We need a strategy. What is it?
What is a strategy?
More and more clients are asking me to help them develop their strategies. This might be workforce, wellbeing, reward and recognition to name a few, in my specialist field. Two key questions come up each time; what is a strategy? How do we decide what it is?
The first question should be straightforward but surprisingly isn’t. I do think that we have a knack for over-complicating things in business and spending far too much debating the individual words, language rather than focusing on the overall meaning. So, I’ll be bold and state it as I see it.
A strategy is your aspirations and approaches for the longer-term with clear goals which is underpinned by detailed action plans.
Simple and to the point. (Well, I am from Yorkshire!).
The second is around the writing and developing one which takes a bit more time. The second is where I usually get involved and work with each client to agree our approach. A strategy should never be something that is developed and written by just one person as this leads to narrow views and rarely hits the mark. Instead it should be developed by engaging with your workforce and/or key stakeholders to hear a range of diverse views to help shape a strategy that reflects your organisation both internally and taking into account external factors.
How you approach this is critical. Simply having a strategy written by an HR Director who then creates a plan is a sure way not to succeed. I always talk about the ‘how’ and not just the ‘what’. A strategy should be developed by engaging, listening and seeking a variety of views. It then needs to be shared again so that further input from others can be taken into account.
In my experience, a good effective strategy in a business is one that is understood, clear goals and it is owned by your people, at all levels to ensure engagement.
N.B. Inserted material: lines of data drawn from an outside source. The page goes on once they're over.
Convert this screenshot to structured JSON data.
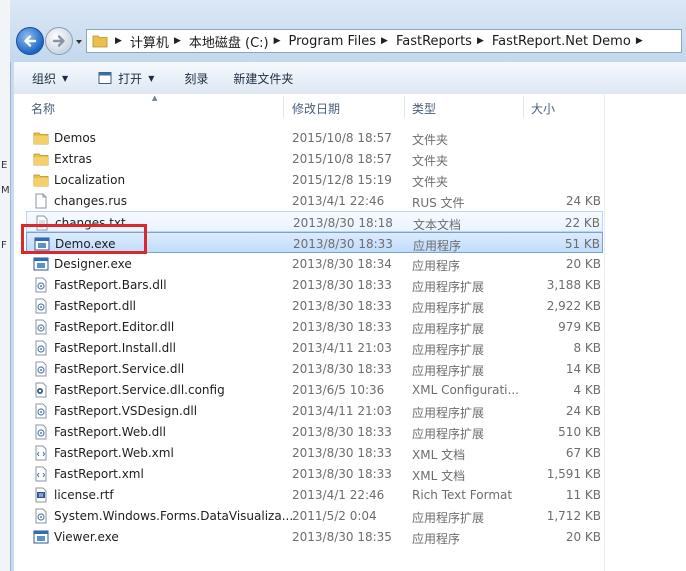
{
  "address": {
    "crumbs": [
      "计算机",
      "本地磁盘 (C:)",
      "Program Files",
      "FastReports",
      "FastReport.Net Demo"
    ]
  },
  "toolbar": {
    "organize": "组织",
    "open": "打开",
    "burn": "刻录",
    "new_folder": "新建文件夹"
  },
  "columns": {
    "name": "名称",
    "date": "修改日期",
    "type": "类型",
    "size": "大小"
  },
  "files": [
    {
      "name": "Demos",
      "date": "2015/10/8 18:57",
      "type": "文件夹",
      "size": "",
      "icon": "folder-icon"
    },
    {
      "name": "Extras",
      "date": "2015/10/8 18:57",
      "type": "文件夹",
      "size": "",
      "icon": "folder-icon"
    },
    {
      "name": "Localization",
      "date": "2015/12/8 15:19",
      "type": "文件夹",
      "size": "",
      "icon": "folder-icon"
    },
    {
      "name": "changes.rus",
      "date": "2013/4/1 22:46",
      "type": "RUS 文件",
      "size": "24 KB",
      "icon": "file-icon"
    },
    {
      "name": "changes.txt",
      "date": "2013/8/30 18:18",
      "type": "文本文档",
      "size": "22 KB",
      "icon": "text-file-icon"
    },
    {
      "name": "Demo.exe",
      "date": "2013/8/30 18:33",
      "type": "应用程序",
      "size": "51 KB",
      "icon": "app-icon"
    },
    {
      "name": "Designer.exe",
      "date": "2013/8/30 18:34",
      "type": "应用程序",
      "size": "20 KB",
      "icon": "app-icon"
    },
    {
      "name": "FastReport.Bars.dll",
      "date": "2013/8/30 18:33",
      "type": "应用程序扩展",
      "size": "3,188 KB",
      "icon": "dll-icon"
    },
    {
      "name": "FastReport.dll",
      "date": "2013/8/30 18:33",
      "type": "应用程序扩展",
      "size": "2,922 KB",
      "icon": "dll-icon"
    },
    {
      "name": "FastReport.Editor.dll",
      "date": "2013/8/30 18:33",
      "type": "应用程序扩展",
      "size": "979 KB",
      "icon": "dll-icon"
    },
    {
      "name": "FastReport.Install.dll",
      "date": "2013/4/11 21:03",
      "type": "应用程序扩展",
      "size": "8 KB",
      "icon": "dll-icon"
    },
    {
      "name": "FastReport.Service.dll",
      "date": "2013/8/30 18:33",
      "type": "应用程序扩展",
      "size": "14 KB",
      "icon": "dll-icon"
    },
    {
      "name": "FastReport.Service.dll.config",
      "date": "2013/6/5 10:36",
      "type": "XML Configurati...",
      "size": "4 KB",
      "icon": "config-icon"
    },
    {
      "name": "FastReport.VSDesign.dll",
      "date": "2013/4/11 21:03",
      "type": "应用程序扩展",
      "size": "24 KB",
      "icon": "dll-icon"
    },
    {
      "name": "FastReport.Web.dll",
      "date": "2013/8/30 18:33",
      "type": "应用程序扩展",
      "size": "510 KB",
      "icon": "dll-icon"
    },
    {
      "name": "FastReport.Web.xml",
      "date": "2013/8/30 18:33",
      "type": "XML 文档",
      "size": "67 KB",
      "icon": "xml-icon"
    },
    {
      "name": "FastReport.xml",
      "date": "2013/8/30 18:33",
      "type": "XML 文档",
      "size": "1,591 KB",
      "icon": "xml-icon"
    },
    {
      "name": "license.rtf",
      "date": "2013/4/1 22:46",
      "type": "Rich Text Format",
      "size": "11 KB",
      "icon": "rtf-icon"
    },
    {
      "name": "System.Windows.Forms.DataVisualiza...",
      "date": "2011/5/2 0:04",
      "type": "应用程序扩展",
      "size": "1,712 KB",
      "icon": "dll-icon"
    },
    {
      "name": "Viewer.exe",
      "date": "2013/8/30 18:35",
      "type": "应用程序",
      "size": "20 KB",
      "icon": "app-icon"
    }
  ]
}
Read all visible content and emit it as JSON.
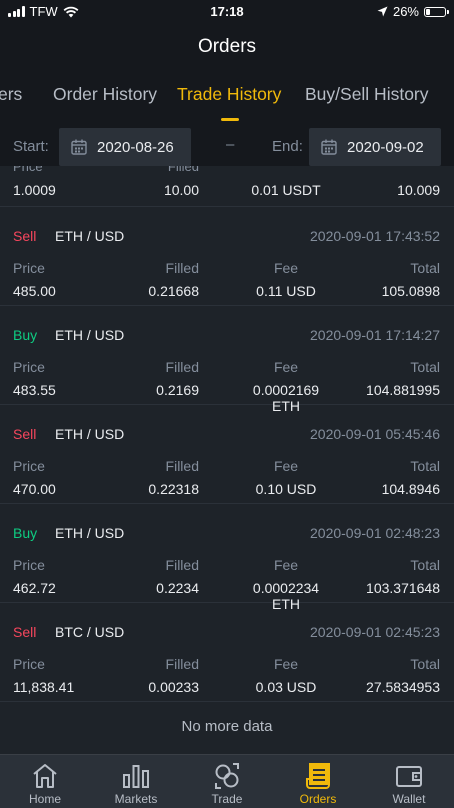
{
  "status_bar": {
    "carrier": "TFW",
    "time": "17:18",
    "battery": "26%",
    "battery_level": 0.26
  },
  "header": {
    "title": "Orders"
  },
  "tabs": [
    {
      "label": "ers",
      "active": false
    },
    {
      "label": "Order History",
      "active": false
    },
    {
      "label": "Trade History",
      "active": true
    },
    {
      "label": "Buy/Sell History",
      "active": false
    }
  ],
  "filter": {
    "start_label": "Start:",
    "start_date": "2020-08-26",
    "separator": "–",
    "end_label": "End:",
    "end_date": "2020-09-02"
  },
  "partial_trade": {
    "price": "1.0009",
    "filled": "10.00",
    "fee": "0.01 USDT",
    "total": "10.009"
  },
  "column_headers": {
    "price": "Price",
    "filled": "Filled",
    "fee": "Fee",
    "total": "Total"
  },
  "trades": [
    {
      "side": "Sell",
      "pair": "ETH / USD",
      "time": "2020-09-01 17:43:52",
      "price": "485.00",
      "filled": "0.21668",
      "fee": "0.11 USD",
      "total": "105.0898"
    },
    {
      "side": "Buy",
      "pair": "ETH / USD",
      "time": "2020-09-01 17:14:27",
      "price": "483.55",
      "filled": "0.2169",
      "fee": "0.0002169 ETH",
      "total": "104.881995"
    },
    {
      "side": "Sell",
      "pair": "ETH / USD",
      "time": "2020-09-01 05:45:46",
      "price": "470.00",
      "filled": "0.22318",
      "fee": "0.10 USD",
      "total": "104.8946"
    },
    {
      "side": "Buy",
      "pair": "ETH / USD",
      "time": "2020-09-01 02:48:23",
      "price": "462.72",
      "filled": "0.2234",
      "fee": "0.0002234 ETH",
      "total": "103.371648"
    },
    {
      "side": "Sell",
      "pair": "BTC / USD",
      "time": "2020-09-01 02:45:23",
      "price": "11,838.41",
      "filled": "0.00233",
      "fee": "0.03 USD",
      "total": "27.5834953"
    }
  ],
  "no_more": "No more data",
  "nav": [
    {
      "label": "Home",
      "icon": "home-icon",
      "active": false
    },
    {
      "label": "Markets",
      "icon": "markets-icon",
      "active": false
    },
    {
      "label": "Trade",
      "icon": "trade-icon",
      "active": false
    },
    {
      "label": "Orders",
      "icon": "orders-icon",
      "active": true
    },
    {
      "label": "Wallet",
      "icon": "wallet-icon",
      "active": false
    }
  ],
  "colors": {
    "accent": "#f0b90b",
    "sell": "#f6465d",
    "buy": "#0ecb81",
    "background": "#1e2329"
  }
}
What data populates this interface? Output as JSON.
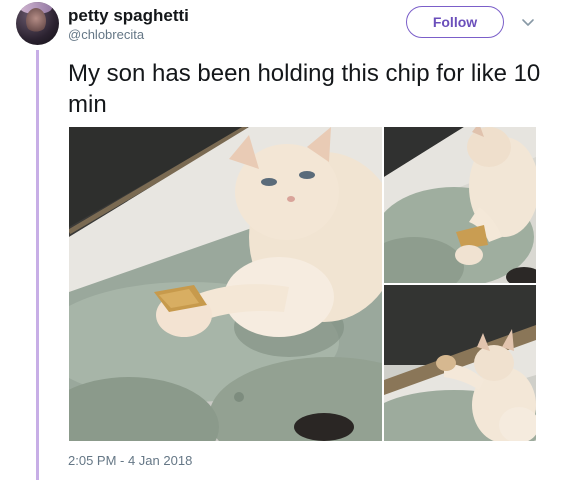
{
  "tweet": {
    "display_name": "petty spaghetti",
    "handle": "@chlobrecita",
    "follow_label": "Follow",
    "text": "My son has been holding this chip for like 10 min",
    "timestamp": "2:05 PM - 4 Jan 2018"
  },
  "media": {
    "photo_count": 3,
    "photos": [
      "cat holding chip on couch",
      "cat holding chip from above",
      "cat reaching with paw"
    ]
  },
  "icons": {
    "more": "chevron-down-icon"
  },
  "colors": {
    "accent": "#7b5fc9",
    "thread_line": "#c7aee6",
    "name": "#14171a",
    "secondary_text": "#657786"
  }
}
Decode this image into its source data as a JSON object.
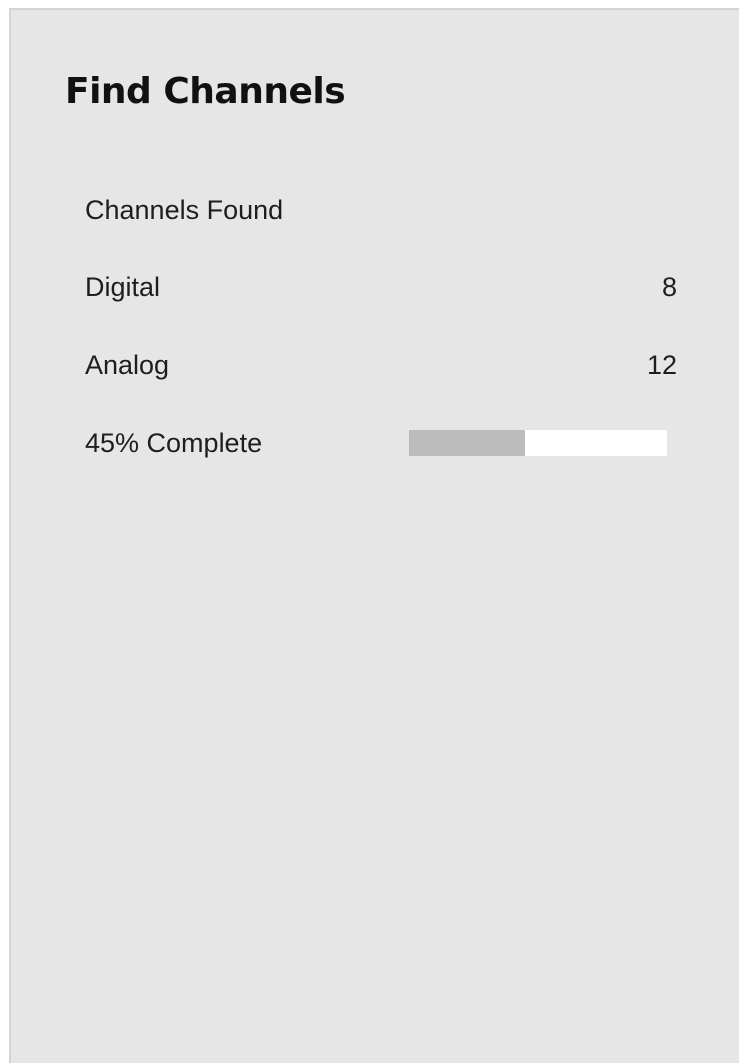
{
  "dialog": {
    "title": "Find Channels"
  },
  "scan": {
    "header_label": "Channels Found",
    "rows": [
      {
        "label": "Digital",
        "value": "8"
      },
      {
        "label": "Analog",
        "value": "12"
      }
    ],
    "progress": {
      "label": "45% Complete",
      "percent": 45
    }
  },
  "colors": {
    "panel_background": "#e6e6e6",
    "progress_fill": "#bcbcbc",
    "progress_track": "#ffffff",
    "text": "#1e1e1e"
  }
}
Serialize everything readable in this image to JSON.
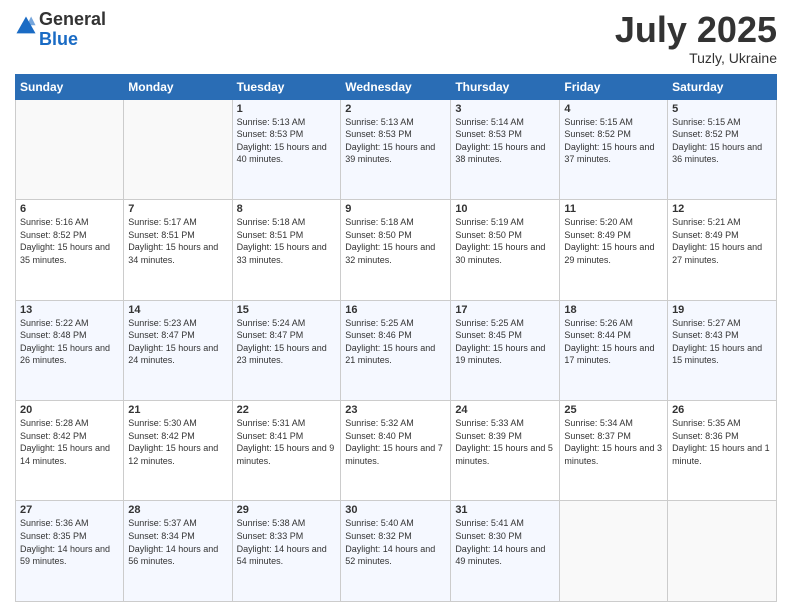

So what next? Once the strategy is agreed then it is essential to decide how it will be delivered through action planning, allocation of responsibilities and key milestones including definitive timescales, measurable outcomes and identifying who is responsible.